Mateo’s 2008 ballet “Fearless Symmetries,” set to music by John Adams, has some of his most eye-catching choreography. As Adams’s minimalist score sets up a propulsive backdrop of chugging, urban intensity, flurries of entrances and exits send dancers crisscrossing the stage, tracing vivid patterns. Periodically, ensembles coalesce into phalanxes of slowly shifting lines of striking unison movement, slicing legs and angled arms. However, the ballet’s ambitious unison choreography highlights the disparities in the corps’ timing and placement. In Friday night’s performance, the sharp edginess of the choreography was undercut by imprecision. Solos by Magdalena Gyftopoulos and Binney were commanding and assured.

“House of Ballet,” a fanciful work dating back to 1993 set to Alfred Schnittke’s humorous, satirical Gogol Suite, was the program’s rousing opener. A kind of deconstructivist ballet that plays with stereotypes and caricatures, “House of Ballet” is a lively, entertaining choreographic collage that beautifully showcases the stylistic range of the dancers. Fueled by Schnittke’s rollicking score, it has a circus-life feel from the opening entrance, in which the dancers emerge from the aisles. Keith, the work’s Svengali-like MC, sets the scene for mechanical dolls, a stylized ballet tango, a quartet of catlike women, all sinuous curls and stabbing piqués. There’s a suggestion of Graham here, Limon there, and the “Swan Lake” cygnets make an appearance. But toward the end it gets a little dark and somber, leaving Bonn as the jewel box ballerina spinning alone in the spotlight.
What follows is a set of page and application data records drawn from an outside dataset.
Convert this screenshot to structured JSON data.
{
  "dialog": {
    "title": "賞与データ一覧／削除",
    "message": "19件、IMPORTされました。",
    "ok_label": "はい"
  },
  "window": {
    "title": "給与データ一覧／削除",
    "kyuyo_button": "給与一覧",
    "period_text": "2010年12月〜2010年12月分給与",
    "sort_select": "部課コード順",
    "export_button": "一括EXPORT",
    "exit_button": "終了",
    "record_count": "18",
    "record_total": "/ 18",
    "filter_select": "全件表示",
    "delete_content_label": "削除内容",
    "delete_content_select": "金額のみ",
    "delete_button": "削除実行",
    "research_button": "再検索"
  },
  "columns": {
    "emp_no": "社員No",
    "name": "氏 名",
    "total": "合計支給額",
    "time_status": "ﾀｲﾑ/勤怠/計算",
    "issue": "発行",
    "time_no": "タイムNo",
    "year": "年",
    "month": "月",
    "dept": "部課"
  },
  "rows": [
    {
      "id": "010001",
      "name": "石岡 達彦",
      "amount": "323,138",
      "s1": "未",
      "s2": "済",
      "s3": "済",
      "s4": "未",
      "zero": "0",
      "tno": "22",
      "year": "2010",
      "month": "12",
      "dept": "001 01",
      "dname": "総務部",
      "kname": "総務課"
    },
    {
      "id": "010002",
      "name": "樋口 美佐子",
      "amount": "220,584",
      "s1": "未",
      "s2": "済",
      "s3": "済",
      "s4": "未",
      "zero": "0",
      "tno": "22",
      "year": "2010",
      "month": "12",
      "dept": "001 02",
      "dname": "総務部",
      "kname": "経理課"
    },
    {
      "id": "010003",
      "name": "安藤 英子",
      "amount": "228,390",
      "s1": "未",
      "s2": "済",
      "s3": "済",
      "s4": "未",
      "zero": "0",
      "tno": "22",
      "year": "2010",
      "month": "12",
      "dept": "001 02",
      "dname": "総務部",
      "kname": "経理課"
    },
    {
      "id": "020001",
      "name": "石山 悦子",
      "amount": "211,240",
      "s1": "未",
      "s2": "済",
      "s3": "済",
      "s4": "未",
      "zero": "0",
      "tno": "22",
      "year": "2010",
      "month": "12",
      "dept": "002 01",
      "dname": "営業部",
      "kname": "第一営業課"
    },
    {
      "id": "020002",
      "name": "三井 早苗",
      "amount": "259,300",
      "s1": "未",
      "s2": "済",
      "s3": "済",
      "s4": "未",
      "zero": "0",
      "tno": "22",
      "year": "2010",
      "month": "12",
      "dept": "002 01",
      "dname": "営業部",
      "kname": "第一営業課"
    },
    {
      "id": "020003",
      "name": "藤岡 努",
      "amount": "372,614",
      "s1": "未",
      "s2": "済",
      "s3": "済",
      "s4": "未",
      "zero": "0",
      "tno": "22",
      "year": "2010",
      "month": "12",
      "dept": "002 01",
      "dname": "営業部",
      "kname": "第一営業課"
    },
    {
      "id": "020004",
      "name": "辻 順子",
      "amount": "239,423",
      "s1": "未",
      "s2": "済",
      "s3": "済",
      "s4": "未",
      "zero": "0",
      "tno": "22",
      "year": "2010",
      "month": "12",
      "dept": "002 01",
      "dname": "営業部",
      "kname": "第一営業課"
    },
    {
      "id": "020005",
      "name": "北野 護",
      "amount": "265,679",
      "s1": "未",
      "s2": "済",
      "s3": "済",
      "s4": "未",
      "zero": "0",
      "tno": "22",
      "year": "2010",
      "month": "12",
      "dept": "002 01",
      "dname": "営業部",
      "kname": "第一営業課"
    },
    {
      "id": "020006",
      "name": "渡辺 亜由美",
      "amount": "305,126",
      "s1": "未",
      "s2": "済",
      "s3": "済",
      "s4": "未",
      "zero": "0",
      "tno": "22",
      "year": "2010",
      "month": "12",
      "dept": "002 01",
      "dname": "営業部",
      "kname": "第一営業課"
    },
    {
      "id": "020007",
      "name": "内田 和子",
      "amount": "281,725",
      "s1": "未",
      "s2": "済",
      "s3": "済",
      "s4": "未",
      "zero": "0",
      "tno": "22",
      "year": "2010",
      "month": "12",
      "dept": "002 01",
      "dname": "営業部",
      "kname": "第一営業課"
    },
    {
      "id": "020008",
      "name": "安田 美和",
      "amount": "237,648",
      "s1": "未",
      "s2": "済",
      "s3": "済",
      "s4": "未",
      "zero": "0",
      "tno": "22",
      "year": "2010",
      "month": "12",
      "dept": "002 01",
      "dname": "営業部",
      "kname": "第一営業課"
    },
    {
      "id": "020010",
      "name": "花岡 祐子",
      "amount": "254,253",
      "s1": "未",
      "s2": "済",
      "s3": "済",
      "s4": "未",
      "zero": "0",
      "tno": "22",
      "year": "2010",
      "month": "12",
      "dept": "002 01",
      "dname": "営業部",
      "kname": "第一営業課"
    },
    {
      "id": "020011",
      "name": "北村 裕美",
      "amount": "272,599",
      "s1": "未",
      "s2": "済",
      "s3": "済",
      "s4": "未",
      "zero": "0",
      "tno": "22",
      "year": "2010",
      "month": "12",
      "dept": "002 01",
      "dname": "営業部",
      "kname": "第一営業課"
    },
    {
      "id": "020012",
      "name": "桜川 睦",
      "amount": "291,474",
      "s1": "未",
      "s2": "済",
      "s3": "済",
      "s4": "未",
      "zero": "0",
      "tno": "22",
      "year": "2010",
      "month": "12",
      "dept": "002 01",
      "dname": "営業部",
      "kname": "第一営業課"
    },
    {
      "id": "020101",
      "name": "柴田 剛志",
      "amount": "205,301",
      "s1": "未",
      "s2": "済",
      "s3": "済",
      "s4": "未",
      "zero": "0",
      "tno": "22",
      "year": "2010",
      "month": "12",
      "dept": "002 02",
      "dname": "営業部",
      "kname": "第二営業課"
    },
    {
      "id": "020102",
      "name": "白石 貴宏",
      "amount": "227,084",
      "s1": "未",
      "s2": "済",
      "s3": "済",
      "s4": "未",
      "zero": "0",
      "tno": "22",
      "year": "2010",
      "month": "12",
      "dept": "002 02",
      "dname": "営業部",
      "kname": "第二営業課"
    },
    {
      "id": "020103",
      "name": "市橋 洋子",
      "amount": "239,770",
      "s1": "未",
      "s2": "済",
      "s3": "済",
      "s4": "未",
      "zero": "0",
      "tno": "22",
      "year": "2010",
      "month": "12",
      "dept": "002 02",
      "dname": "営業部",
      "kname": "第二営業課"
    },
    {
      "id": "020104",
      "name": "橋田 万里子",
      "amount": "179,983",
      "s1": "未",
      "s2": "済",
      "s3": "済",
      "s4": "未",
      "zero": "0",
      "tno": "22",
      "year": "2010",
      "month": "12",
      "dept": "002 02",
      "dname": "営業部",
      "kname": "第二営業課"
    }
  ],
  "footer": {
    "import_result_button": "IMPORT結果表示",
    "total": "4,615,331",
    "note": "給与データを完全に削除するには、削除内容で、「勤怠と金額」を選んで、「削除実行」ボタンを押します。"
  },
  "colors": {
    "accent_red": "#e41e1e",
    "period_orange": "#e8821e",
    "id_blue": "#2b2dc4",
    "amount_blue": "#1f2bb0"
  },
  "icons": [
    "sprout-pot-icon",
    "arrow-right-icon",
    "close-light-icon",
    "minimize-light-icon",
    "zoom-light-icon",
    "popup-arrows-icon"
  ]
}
Karen Campbell can be reached at karencampbell4@rcn.com.